At least that's the story the makers of Tawkon are telling. Despite "great discussions with senior Apple executives at their Cupertino headquarters," the Tawkon team said Apple ultimately rejected the radiation-detecting iPhone app. An appeal to Apple Chief Executive Steve Jobs went nowhere.
"No interest," Jobs reportedly wrote in an e-mail to Tawkon.
The Tawkon app measures a phone's Specific Absorption rate, environmental factors and physical position to determine how much radiation you're soaking up. It then provides tips, along the lines of "hold phone vertically" or "go back" to your previous location.
Neither Tawkon nor Apple are saying why, exactly, the app was rejected, but the issue could be the amount of information third-party iPhone apps are allowed to access.

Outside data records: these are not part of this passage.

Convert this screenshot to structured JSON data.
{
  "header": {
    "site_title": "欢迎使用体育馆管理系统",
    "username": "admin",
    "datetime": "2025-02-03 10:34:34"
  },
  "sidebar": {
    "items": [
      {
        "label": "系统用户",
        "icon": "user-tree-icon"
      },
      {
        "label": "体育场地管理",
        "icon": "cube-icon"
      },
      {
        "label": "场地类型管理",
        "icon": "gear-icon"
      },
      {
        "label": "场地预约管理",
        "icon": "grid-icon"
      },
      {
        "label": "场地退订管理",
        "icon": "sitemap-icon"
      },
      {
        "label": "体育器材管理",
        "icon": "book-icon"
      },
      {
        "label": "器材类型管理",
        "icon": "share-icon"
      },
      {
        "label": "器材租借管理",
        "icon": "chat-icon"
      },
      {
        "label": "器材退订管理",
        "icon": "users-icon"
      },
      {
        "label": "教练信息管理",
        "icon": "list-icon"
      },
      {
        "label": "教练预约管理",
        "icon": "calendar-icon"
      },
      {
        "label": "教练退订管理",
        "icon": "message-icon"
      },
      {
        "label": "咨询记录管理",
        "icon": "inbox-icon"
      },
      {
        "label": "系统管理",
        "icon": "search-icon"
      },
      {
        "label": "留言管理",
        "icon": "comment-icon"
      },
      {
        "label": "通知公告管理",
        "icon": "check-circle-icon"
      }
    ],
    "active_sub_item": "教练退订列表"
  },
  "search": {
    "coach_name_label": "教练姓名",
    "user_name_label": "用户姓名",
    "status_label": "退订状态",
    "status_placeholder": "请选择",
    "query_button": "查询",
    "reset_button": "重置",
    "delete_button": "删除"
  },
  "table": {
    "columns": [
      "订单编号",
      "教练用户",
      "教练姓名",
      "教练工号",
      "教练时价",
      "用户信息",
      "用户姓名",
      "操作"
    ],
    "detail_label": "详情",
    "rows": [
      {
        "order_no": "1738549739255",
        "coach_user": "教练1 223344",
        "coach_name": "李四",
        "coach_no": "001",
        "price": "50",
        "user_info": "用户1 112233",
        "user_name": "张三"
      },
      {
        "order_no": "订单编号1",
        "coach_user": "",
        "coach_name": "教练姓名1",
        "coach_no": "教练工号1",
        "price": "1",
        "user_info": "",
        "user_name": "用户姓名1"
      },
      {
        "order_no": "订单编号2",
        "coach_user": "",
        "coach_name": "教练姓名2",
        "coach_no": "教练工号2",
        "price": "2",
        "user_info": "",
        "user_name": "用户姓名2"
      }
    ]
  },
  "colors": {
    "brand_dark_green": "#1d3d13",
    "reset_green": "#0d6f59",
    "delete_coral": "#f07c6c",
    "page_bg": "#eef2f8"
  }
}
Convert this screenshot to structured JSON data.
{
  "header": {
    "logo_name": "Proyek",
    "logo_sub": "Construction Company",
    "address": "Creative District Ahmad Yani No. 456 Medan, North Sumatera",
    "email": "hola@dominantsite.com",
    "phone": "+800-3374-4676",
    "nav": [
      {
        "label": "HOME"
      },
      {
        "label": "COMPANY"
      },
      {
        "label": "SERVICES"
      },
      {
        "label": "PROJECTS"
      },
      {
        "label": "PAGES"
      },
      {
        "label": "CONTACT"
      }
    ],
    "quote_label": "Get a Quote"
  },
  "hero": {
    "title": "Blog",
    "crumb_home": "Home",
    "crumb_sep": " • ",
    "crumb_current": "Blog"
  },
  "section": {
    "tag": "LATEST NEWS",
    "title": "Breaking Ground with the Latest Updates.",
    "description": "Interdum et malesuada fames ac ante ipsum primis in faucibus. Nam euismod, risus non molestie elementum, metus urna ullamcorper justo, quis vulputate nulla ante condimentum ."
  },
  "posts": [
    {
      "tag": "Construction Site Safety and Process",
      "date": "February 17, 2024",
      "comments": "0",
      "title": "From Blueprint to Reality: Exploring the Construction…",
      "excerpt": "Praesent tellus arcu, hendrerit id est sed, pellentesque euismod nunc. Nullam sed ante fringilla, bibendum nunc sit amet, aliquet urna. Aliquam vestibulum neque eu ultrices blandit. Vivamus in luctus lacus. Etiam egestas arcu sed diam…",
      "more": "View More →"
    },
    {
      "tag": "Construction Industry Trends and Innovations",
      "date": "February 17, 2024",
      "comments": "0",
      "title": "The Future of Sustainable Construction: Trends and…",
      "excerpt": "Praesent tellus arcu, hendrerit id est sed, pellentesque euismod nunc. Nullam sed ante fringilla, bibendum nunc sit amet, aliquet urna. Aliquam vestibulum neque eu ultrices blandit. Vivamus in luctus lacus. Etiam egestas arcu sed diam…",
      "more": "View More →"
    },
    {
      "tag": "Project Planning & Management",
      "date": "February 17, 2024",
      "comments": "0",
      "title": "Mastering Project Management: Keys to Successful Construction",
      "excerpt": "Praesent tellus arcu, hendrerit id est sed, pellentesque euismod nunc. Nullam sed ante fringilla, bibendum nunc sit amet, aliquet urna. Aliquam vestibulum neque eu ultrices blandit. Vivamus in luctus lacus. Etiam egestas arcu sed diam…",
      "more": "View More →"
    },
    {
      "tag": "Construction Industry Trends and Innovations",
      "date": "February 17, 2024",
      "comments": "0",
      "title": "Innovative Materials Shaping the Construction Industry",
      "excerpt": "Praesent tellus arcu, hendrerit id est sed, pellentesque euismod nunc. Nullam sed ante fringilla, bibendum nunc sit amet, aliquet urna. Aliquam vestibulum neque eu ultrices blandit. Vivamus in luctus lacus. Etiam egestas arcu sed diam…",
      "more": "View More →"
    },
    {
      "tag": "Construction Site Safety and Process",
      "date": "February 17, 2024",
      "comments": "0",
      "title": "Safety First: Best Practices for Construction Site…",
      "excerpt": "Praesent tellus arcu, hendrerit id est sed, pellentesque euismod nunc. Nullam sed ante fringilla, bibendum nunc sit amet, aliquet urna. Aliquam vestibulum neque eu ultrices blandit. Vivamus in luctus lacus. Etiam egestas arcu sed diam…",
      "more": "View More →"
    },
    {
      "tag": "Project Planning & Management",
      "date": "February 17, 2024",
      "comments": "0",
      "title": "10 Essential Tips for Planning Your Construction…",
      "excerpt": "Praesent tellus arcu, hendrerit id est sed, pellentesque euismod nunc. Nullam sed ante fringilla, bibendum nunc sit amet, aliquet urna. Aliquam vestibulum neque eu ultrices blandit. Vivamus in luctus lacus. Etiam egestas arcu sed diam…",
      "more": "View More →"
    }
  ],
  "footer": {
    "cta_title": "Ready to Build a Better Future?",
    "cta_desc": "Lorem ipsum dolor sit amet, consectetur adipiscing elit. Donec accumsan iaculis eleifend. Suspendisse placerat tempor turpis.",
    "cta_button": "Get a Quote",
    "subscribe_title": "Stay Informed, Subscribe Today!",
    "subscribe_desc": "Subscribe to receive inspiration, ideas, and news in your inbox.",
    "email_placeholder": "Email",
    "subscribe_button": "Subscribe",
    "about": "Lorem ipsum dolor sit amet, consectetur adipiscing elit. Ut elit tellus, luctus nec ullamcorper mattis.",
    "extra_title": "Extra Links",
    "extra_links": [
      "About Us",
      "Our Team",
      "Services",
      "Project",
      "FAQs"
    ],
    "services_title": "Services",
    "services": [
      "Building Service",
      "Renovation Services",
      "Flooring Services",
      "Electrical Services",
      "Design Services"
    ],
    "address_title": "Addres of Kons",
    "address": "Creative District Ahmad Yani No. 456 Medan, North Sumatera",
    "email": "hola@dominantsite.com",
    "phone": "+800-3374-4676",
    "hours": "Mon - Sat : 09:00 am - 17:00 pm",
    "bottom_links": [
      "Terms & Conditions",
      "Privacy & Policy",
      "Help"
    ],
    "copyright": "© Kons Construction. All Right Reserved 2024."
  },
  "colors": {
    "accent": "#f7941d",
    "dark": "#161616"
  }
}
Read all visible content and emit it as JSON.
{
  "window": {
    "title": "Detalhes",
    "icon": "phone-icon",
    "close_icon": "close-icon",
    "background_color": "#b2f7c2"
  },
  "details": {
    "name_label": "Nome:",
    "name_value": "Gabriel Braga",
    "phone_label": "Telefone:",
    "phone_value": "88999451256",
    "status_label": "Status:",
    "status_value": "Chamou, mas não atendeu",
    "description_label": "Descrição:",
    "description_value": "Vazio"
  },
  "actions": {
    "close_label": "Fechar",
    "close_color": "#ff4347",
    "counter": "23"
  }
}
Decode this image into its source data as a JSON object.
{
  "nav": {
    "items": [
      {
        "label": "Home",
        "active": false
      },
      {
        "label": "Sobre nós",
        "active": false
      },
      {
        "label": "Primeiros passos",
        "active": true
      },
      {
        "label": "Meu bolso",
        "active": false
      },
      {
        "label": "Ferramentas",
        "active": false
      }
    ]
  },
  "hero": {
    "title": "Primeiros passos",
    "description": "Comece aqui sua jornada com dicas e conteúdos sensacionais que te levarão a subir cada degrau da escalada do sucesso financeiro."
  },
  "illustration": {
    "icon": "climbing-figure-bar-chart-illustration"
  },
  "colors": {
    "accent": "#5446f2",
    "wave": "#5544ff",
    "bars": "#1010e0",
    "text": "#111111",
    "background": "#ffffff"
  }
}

Tawkon's blog does mention that Apple "explored various technical solutions with us to overcome API restrictions," so my guess is that Tawkon needed to access certain data that most apps can't have, and Apple didn't want to relent.
Of course, that's not a problem for jailbroken iPhone apps, so with Apple's rejection, Tawkon took its app to the Cydia app store. It's also available for select Android phones and Blackberry phones.
Cell phone radiation is a touchy subject. There's no hard evidence that cell phone radiation causes cancer, but the Federal Communications Commission does limit the Specific Absorption Rate of all phones on the market. If you've got a non-jailbroken iPhone and are still afraid of radiation, consider using a protective case. It's probably safer than getting advice from an app, anyway.
Sign up for CIO Asia eNewsletters.